- They have unique social behaviors
- Diseases are uncommon
- They have a wide range of choices for their diet, and,
- Tiger Oscar fish is one of the most long-lived aquarium fish when given the right habitat.
There are some frequently asked questions related to Tiger Oscar, this section answers these questions:
Why do Tiger Oscars change color?
They can rapidly alter their coloration. Also, this trait facilitates ritualized territorial and combat behaviors amongst conspecifics.
Where do Tiger Oscars live in the wild?
Wild populations are found in China, Northern Australia, and Florida, the USA as a byproduct of the ornamental fish trade.
How Many Can Be Kept Per Gallon?
Their need for territory and their size means each fish needs lots of space. Therefore, try 55 gallons for the first Oscar, then 20-30 gallons more for every additional fish.
Can different types of Oscars be kept together?
Oscars can be kept together, and this is the safest option. You should only ensure to follow the stocking guidelines. Majorly, you are to ensure they have enough space in other to reduce territory dispute. Also, you are to move juveniles to a new tank with a sponge filter for the best chance of survival. Furthermore, you are to feed them around 2-4 times a day to help them grow quickly. Hence, you will have to move them again as they get bigger. Majorly, because the tank will get too small and their growth will be stunted.
How Big Do Oscar Fish get?
They grow very quickly; up to one inch per month until they reach around 12 inches in length. In the wild, they usually grow slightly larger. There are also reports of this wild fish growing up to 18 inches
What Do Oscar Fish Eat?
They are omnivorous so they can eat a wide variety of foods. Typically, in the wild, they mostly live off a diet of small insects and crustaceans. Also, this is usually supplemented by some live fish and dead plant matter. As stated above, you can feed them a pellet or flake diet, with the occasional live food treat.
How Long Do Oscars Live?
Most live between 8-12 years, however, given the right care, tank conditions, and diet, they can live up to 15 years.
What Is Hole in the Head Oscar?
Hole in the head disease is a common freshwater fish disease that commonly affects large cichlids such as Oscars and Discus. This disease is also known as Hexamita. Their symptoms include white stringy feces, faded color, and loss of appetite. Sometimes, but not always, this disease leads to lesions on the head and the body of the fish. Hence, this disease is caused by the parasite ‘Hexamita’ and can be fatal if not discovered early.
What happens when your Oscar Stops Eating?
Your fish can suddenly stop eating for different reasons, but it is a signal that something is wrong. These steps may help resolve the problem:
- Firstly, test the water in the tank; the pH should be between 6.0 and 8.0
- Secondly, try doing a water change of 25 to 50%
- Thirdly, try a different type of food. Oscars need variety in their diet and ensure you are not feeding the fish with sick or infected feeders

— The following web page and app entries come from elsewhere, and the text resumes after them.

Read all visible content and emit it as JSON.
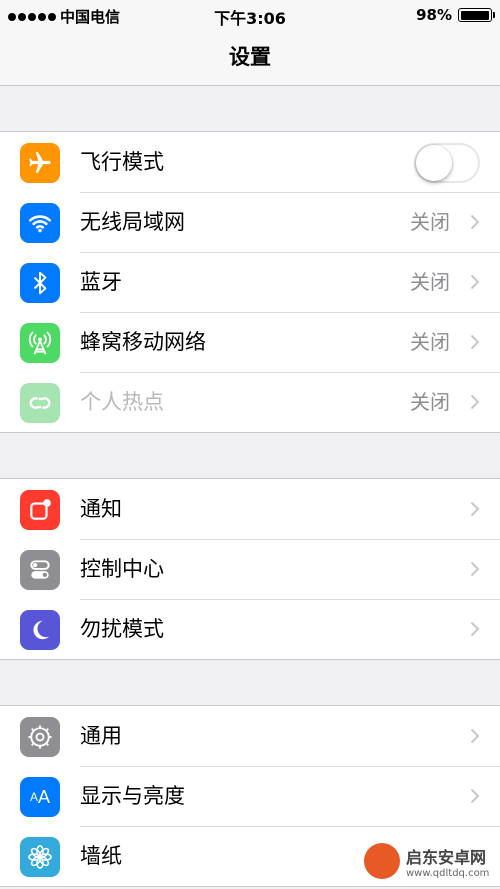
{
  "status_bar": {
    "carrier": "中国电信",
    "time": "下午3:06",
    "battery_percent": "98%",
    "battery_level": 0.98
  },
  "nav": {
    "title": "设置"
  },
  "groups": [
    {
      "items": [
        {
          "label": "飞行模式",
          "icon": "airplane-icon",
          "icon_color": "#ff9500",
          "control": "toggle",
          "toggle_on": false
        },
        {
          "label": "无线局域网",
          "icon": "wifi-icon",
          "icon_color": "#007aff",
          "value": "关闭"
        },
        {
          "label": "蓝牙",
          "icon": "bluetooth-icon",
          "icon_color": "#007aff",
          "value": "关闭"
        },
        {
          "label": "蜂窝移动网络",
          "icon": "cellular-icon",
          "icon_color": "#4cd964",
          "value": "关闭"
        },
        {
          "label": "个人热点",
          "icon": "hotspot-icon",
          "icon_color": "#a6e4b1",
          "value": "关闭",
          "disabled": true
        }
      ]
    },
    {
      "items": [
        {
          "label": "通知",
          "icon": "notifications-icon",
          "icon_color": "#ff3b30"
        },
        {
          "label": "控制中心",
          "icon": "control-center-icon",
          "icon_color": "#8e8e93"
        },
        {
          "label": "勿扰模式",
          "icon": "moon-icon",
          "icon_color": "#5856d6"
        }
      ]
    },
    {
      "items": [
        {
          "label": "通用",
          "icon": "gear-icon",
          "icon_color": "#8e8e93"
        },
        {
          "label": "显示与亮度",
          "icon": "display-brightness-icon",
          "icon_color": "#007aff"
        },
        {
          "label": "墙纸",
          "icon": "wallpaper-flower-icon",
          "icon_color": "#34aadc"
        }
      ]
    }
  ],
  "watermark": {
    "name": "启东安卓网",
    "url": "www.qdltdq.com"
  }
}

- However, if the water condition is fine, and you’ve tried different food, and still it won’t eat, stop feeding it for a few days. Usually, a healthy fish will start eating again when food is reintroduced
If after you take these steps, symptoms persists, talk to a veterinarian or your local aquarium shop expert.
Are Oscars Suitable for your Aquarium?
Rarely, Oscars can just be added to an already existing tank. This is because, they need a carefully planned tank and specifically chosen tank mates. This cichlid is a centerpiece that you design the rest of the tank around.
Although it may sound like a lot of work to rear a Tiger Oscar fish. I can assure you your effort will be rewarded with some bright colors and unique social behaviors. Once the tank is up and running you shouldn’t experience any problems. Diseases are uncommon and you have a wide range of choices for their diet. Breeding them may be a challenge but it is not impossible. Obviously, If given the chance, Oscar fish will quickly work their way to become one of your favorite fish.
Tiger Oscar fish is one of the most long-lived aquarium fish when given the right habitat. Choose a roomy aquarium, provide a good filtration system, and feed them the proper diet, meet their tank requirements. This will help ensure that you enjoying your beautiful fish for a long time to come.